The nearest “town” was a row of shops and the goat market an hour drive away. We were living in the bush with the wildlife.

Our jobs: monitor big cats (mainly lions and cheetahs) and elephants, animal counts, interact with the local community, conservancy work (ie. clear roads) and whatever else came up.

Did we go on a safari? We went on 2 to 3 game drives a day. A game drive consist of going out in a jeep looking for animals. Most tourists stay for a few days and go on a few game drives. We were there for 2 weeks, went on ~20 game drives and easily clocked more than 70 hours in the jeep. It was a great mix of work and seeing incredible animals.

This is what I came for, and I was not disappointed. We worked with the Mara Naboisho Lion Project runned by Neils from Denmark (go DK!). We even spent all night in the bush tracking a collared lioness with an antenna and GPS system!

From the core pride which has ~22 individuals. All the adults are identified.
Mating lions. 
Yes, we were even tracking this for 4 days. We all got live footage. Hilarious.

More cubs! While we were there, sadly, one cub was killed in a fight. 

 Now I'm doubting that a jeep can out drive a lion.

The project tracks all the prides, social hierarchies, interactions and deaths. Only one lion is collared at the moment so most of this is done by just driving around. Unfortunately, the second collared lioness was killed recently due to poisoning.

Elephant Monitoring: our other main project.

We learned how to take pictures of the elephants to identify them. We inputted our sightings in the database (but the internet was seriously slow and often nonfunctional which hinders progress).
This elephant was injured by a poisoned arrow. Unfortunately, some local Masai people are seeking the tusks. One tusk can bring in $5000, which is 100 months worth of wages.

Elephant family. The largest elephant herd we saw had 42 indiviudals.

Cheetah tracking
Also a project. We learned to ID cheetahs by their tail patterns.

Hippos! They are stinky and viscious!
I have a new respect for hippos as they are responsible for more people killings than lions. One hippo ate a Chinese tourist the same day we visited the reserve.
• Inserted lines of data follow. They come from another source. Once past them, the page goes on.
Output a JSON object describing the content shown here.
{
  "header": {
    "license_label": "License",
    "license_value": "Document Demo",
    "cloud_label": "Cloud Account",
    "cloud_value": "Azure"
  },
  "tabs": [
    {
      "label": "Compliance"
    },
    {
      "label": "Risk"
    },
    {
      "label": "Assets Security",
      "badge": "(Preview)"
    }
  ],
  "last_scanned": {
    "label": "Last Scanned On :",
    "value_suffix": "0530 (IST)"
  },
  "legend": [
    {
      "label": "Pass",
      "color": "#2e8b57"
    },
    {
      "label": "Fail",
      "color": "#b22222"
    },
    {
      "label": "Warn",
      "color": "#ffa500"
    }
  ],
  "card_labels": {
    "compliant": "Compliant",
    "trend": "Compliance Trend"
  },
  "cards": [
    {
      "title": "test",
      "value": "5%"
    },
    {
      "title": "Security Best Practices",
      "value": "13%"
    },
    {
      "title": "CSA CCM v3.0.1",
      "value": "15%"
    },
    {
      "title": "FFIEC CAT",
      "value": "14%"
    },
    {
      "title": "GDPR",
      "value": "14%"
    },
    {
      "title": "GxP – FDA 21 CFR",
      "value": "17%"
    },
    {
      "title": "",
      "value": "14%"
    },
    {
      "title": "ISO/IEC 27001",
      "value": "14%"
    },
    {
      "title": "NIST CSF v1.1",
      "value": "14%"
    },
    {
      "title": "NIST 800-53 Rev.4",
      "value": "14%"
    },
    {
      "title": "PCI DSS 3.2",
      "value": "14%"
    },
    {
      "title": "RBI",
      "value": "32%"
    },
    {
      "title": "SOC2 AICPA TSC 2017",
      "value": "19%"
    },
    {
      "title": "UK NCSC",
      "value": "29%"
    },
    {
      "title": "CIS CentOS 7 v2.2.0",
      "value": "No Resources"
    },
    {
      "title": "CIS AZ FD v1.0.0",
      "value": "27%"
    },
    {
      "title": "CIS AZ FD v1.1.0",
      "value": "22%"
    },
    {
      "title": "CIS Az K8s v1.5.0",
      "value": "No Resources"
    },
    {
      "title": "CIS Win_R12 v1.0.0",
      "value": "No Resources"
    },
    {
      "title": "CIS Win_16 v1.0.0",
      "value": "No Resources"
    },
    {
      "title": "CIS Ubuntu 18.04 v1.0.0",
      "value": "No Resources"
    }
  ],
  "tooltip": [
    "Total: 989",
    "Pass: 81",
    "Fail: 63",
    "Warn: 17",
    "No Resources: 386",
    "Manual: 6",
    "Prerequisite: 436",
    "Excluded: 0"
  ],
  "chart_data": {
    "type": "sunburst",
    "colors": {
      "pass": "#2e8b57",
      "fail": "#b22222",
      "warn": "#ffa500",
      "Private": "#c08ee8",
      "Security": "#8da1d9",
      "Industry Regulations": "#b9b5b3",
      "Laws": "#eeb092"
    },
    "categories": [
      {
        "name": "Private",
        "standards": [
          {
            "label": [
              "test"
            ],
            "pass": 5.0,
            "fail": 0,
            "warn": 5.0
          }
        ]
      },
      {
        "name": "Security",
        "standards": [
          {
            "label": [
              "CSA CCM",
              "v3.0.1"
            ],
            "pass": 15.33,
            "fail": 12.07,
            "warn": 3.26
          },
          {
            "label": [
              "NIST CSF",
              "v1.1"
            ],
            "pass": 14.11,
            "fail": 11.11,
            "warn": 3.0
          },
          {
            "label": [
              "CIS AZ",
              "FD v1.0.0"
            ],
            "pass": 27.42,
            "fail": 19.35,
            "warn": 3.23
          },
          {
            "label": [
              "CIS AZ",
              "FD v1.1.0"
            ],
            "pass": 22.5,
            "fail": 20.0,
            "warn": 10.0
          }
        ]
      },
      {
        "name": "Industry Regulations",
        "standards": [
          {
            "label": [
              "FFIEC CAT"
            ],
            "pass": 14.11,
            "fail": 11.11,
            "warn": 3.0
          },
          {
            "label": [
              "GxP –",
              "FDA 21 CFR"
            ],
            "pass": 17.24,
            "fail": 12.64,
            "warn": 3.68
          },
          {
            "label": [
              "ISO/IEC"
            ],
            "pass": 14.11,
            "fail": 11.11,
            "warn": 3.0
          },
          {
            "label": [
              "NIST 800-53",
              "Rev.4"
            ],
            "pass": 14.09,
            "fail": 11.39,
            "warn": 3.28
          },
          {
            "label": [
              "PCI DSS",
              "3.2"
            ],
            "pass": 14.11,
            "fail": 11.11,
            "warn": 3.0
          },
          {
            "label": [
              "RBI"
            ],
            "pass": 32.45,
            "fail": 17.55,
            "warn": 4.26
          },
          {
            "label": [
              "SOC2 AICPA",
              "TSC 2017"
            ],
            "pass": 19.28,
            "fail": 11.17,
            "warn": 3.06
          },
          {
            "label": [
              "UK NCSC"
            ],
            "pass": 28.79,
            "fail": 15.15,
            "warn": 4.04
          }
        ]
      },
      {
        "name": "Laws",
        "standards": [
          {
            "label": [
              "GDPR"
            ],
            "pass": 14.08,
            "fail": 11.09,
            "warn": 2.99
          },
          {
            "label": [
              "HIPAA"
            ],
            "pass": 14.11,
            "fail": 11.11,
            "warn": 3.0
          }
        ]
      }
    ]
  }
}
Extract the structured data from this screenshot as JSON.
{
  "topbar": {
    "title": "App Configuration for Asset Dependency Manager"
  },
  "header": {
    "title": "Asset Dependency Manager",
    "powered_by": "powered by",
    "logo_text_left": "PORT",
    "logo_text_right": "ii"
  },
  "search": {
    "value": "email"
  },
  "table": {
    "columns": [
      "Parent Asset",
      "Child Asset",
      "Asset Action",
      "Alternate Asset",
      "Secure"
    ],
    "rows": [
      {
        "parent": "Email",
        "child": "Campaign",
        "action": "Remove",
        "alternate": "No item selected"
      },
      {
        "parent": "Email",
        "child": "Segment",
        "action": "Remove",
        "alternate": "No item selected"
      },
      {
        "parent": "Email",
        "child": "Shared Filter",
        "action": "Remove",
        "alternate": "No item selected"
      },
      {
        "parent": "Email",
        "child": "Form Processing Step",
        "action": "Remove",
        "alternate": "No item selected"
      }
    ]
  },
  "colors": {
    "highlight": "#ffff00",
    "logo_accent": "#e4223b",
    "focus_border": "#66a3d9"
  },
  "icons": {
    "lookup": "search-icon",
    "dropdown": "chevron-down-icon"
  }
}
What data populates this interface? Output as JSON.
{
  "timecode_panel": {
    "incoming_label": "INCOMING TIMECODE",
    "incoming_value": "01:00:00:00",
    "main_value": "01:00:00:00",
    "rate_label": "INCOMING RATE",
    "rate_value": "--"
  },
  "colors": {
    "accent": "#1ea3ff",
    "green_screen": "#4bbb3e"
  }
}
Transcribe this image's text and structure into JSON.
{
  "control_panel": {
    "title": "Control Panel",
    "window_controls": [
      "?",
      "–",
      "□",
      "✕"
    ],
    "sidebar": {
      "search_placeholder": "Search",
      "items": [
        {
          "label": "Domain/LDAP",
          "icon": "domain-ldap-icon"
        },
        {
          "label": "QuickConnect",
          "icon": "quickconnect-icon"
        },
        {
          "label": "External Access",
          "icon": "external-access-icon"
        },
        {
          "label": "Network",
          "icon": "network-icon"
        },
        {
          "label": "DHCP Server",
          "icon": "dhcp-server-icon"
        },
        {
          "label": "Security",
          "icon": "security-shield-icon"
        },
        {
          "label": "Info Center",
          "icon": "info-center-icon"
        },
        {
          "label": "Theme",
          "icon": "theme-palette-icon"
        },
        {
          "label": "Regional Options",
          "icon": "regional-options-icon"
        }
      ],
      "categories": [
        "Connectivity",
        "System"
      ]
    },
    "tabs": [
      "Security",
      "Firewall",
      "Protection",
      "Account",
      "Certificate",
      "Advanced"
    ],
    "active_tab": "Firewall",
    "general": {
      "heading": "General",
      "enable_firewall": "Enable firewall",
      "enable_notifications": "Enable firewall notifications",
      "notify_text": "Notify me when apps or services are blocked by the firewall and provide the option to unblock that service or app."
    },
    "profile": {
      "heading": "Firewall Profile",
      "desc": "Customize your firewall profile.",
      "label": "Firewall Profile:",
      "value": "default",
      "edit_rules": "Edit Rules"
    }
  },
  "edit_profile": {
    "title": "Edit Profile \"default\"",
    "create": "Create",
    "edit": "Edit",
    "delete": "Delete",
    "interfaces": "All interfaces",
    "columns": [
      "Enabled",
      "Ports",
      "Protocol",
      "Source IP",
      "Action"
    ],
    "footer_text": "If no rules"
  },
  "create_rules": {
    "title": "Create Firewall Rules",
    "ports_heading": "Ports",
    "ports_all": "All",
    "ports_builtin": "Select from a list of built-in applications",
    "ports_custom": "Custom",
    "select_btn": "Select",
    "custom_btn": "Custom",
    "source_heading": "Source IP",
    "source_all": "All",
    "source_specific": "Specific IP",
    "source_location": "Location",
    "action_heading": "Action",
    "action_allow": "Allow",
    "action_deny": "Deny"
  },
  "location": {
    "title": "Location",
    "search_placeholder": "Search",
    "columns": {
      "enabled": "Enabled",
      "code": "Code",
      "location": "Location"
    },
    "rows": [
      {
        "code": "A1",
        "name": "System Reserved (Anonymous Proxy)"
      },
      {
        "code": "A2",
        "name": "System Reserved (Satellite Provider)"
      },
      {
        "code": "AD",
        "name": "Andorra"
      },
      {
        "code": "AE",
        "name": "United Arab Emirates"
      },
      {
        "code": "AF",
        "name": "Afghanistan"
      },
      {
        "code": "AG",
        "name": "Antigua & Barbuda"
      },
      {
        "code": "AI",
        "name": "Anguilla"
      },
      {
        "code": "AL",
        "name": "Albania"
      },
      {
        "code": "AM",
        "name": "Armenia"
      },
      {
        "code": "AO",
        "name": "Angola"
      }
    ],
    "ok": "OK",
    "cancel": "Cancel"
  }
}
I have a whole new perspective on the hungry hippo game now.

Our resident baboon. 
I could watch baboon colonies all day long. So fascinating. If you have any interest, definitely read “A Primates Memoir” by Robert Sapolsky. Being out here made me wish I did field work instead of lab work!
Water buffalo and their bird friends: a codependent relationship

Note: if you are confronted with a buffalo, lie down. It’s better to get trampled on than speared by its horns.

Killing! Yeah!

Birds abound. We had a birder ecology professor in our group. He almost saw 200 different types of birds in East Africa! Towards the end, we got awarded homemade jerkey for every new bird sighting.

 Spitting cobra crossing our path
We had one in our camp and one went into our friend's house and spit at his dog. Scarier than any lion.
Wildebeests and Tommys

We saw lots of gorgeous giraffes
Now this is Africa!!!
After hours and hours in the jeep, I thought I’d adapt to the animals and beauty. Sure I got used to zebra here, giraffe there, elephant here, but it was still all pretty incredible!